- Parent and community involvement. Parents are encouraged to participate in home-based learning activities that increase their confidence and skills. Once summer school students are identified, their parents attend a meeting that introduces them to the program and describes ways in which they can help their children learn. Parent meetings are held monthly between spring and fall; child care is provided at every meeting so that single parents or both parents can attend. In a typical parent session, a consultant introduces parents to home-learning strategies such as using illustrations to impart meaning. The children then join them and teachers model the strategy. Parents are then encouraged to try the strategy themselves.
During the summer, parents attend one or two "Open Houses" at which they view their children's work, participate in planned activities, and evaluate the program. At a recent open house, teachers set up learning centers in each classroom that represented Howard Gardner's theory of multiple intelligences (e.g., musical or kinesthetic); in one, parents learned how to write a song using a keyboard, viewed songs written by students, and were encouraged to write a song with their children. Some parents also volunteer during summer school to work with students individually or become "reading partners."
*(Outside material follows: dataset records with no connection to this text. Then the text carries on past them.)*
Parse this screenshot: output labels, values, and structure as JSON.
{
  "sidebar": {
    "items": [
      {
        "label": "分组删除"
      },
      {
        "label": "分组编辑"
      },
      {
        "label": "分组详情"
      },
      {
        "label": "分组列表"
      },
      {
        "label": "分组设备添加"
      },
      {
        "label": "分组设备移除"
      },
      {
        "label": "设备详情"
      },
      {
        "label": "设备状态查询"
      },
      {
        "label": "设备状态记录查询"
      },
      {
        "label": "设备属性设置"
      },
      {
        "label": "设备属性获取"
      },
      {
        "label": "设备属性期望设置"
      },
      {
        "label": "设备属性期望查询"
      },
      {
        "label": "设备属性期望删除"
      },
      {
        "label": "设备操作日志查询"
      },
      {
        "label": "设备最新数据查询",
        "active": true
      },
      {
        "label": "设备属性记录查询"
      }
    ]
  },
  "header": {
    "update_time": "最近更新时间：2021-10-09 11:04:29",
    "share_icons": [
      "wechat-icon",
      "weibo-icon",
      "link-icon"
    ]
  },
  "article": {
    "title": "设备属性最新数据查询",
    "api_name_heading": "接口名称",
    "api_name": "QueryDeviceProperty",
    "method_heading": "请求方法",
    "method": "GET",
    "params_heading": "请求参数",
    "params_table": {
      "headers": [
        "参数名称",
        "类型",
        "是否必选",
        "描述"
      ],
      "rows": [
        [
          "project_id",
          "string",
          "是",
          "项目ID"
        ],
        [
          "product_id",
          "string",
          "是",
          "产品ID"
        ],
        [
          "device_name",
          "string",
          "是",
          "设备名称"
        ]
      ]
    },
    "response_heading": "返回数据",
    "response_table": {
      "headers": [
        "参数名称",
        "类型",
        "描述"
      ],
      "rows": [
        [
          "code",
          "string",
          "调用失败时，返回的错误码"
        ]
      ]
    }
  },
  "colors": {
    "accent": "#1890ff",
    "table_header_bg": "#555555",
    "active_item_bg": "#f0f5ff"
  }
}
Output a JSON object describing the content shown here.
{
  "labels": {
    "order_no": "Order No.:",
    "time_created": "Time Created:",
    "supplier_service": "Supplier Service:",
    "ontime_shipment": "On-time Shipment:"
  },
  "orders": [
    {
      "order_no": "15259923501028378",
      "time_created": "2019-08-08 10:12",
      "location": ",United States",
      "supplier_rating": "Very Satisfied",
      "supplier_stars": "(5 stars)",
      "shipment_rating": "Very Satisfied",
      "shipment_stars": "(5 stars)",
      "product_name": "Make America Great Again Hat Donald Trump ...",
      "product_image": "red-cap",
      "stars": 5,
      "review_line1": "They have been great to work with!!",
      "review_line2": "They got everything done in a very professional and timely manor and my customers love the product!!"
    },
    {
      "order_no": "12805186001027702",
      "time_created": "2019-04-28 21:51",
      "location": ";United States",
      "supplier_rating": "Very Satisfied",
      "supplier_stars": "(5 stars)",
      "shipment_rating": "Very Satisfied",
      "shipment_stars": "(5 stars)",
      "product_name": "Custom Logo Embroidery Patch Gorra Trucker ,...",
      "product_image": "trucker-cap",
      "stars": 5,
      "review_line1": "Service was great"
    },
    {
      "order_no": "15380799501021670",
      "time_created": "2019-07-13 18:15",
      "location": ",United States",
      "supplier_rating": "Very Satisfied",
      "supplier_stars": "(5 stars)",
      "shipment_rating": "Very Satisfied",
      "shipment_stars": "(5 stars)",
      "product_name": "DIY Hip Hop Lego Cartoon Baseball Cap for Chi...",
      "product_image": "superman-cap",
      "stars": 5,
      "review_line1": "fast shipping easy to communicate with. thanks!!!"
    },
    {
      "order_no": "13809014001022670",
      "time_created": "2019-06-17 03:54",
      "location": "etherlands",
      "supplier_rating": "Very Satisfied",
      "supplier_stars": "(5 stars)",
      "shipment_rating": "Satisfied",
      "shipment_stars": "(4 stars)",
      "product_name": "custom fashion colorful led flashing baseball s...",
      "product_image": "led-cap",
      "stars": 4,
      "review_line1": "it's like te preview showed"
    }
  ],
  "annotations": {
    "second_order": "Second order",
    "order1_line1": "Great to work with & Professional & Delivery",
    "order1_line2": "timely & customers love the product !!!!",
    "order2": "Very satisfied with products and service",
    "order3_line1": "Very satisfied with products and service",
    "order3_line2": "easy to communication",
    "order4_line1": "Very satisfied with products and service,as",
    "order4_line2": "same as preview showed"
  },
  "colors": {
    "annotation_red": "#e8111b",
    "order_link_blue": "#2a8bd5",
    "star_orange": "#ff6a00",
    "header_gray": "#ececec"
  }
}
A local bookstore and two restaurants offer rewards for student achievement and food for parent involvement sessions. Each time a parent reports that a child has read five books, the student receives a coupon redeemable for one book at the participating bookstore. McDonald's and a local pizza place also offer coupons. The Kiwanis Club provides child care during the parent meetings.
- Professional environment. The summer school staff consists mainly of trained professionals who work on an extended contract. Staff development for the summer school consists of one full day of training with one and a half days allotted for setting up and planning. After a training session introduced teachers and aides to "multiple intelligences" research and theories, teachers were encouraged to use the theories to assess each student's strengths and find ways to build on them. Staff usually receive one and a half hours a day to plan, organize, and assess their daily activities.
- Funding. The summer program's $35,850 budget comes entirely from the Beaverton Title I program. The per-pupil expenditure is about $652. District buses provide transportation, but Title I funds pay for their use. The Beaverton school district supplies the site, within an already-existing summer school; it also offers copying privileges and some administrative support. Beaverton does not have a Title I program for private school students during the regular term.
- Assessment and accountability. Teachers use frequent portfolio assessments to encourage students to review their own work critically and observe progress made over the course of the summer. The program uses a "Reading Miscue Inventory" to provide pre- and post-test results that measure student progress. Students show consistent gains in use of effective reading strategies such as backtracking (re-reading difficult passages), making meaningful substitutions, and self-correcting. Results from student self-assessments also indicate that students' perceptions of themselves as learners are enhanced by the summer school experience. Anecdotal information from principals and teachers indicates that the program improves student performance and self-esteem.